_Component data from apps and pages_

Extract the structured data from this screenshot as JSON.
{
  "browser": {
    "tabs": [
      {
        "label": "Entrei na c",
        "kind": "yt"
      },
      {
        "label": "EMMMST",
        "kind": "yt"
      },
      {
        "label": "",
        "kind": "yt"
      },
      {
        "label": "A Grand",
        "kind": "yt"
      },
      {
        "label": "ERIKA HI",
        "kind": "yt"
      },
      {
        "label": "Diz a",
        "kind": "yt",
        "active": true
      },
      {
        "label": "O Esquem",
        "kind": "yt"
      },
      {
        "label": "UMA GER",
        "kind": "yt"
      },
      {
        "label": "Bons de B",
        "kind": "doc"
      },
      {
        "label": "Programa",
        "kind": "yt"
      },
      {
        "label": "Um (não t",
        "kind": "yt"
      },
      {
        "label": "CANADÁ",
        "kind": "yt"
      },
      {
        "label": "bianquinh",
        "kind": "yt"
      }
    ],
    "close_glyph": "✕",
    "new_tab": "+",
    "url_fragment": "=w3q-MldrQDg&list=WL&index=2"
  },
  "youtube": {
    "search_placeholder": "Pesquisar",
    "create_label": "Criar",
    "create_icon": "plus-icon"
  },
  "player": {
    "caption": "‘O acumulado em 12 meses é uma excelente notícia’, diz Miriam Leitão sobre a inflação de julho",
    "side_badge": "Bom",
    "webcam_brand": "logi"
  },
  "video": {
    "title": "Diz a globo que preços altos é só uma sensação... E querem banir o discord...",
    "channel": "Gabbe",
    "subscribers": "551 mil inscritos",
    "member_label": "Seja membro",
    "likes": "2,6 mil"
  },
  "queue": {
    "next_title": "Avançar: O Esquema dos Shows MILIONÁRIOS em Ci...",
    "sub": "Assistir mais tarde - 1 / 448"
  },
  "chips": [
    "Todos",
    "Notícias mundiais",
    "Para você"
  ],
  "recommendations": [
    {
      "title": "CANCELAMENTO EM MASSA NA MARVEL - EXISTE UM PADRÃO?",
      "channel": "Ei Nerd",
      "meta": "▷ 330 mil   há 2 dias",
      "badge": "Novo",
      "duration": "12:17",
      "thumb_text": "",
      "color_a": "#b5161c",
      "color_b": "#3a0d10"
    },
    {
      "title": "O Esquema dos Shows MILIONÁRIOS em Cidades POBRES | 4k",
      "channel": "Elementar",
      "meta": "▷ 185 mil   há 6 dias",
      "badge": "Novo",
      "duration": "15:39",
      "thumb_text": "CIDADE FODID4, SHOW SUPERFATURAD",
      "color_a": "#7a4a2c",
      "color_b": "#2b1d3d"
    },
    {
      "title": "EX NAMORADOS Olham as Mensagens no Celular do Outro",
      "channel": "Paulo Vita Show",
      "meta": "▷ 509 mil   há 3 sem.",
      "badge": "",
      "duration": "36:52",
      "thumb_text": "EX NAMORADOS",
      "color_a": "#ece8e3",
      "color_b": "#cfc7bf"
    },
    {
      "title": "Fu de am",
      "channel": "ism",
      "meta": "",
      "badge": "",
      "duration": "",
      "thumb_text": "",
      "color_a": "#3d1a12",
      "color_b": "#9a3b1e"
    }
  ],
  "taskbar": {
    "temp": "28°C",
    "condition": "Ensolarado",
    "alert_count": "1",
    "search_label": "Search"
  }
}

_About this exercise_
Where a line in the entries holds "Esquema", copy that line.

_Output below_
    "next_title": "Avançar: O Esquema dos Shows MILIONÁRIOS em Ci...",
      "title": "O Esquema dos Shows MILIONÁRIOS em Cidades POBRES | 4k",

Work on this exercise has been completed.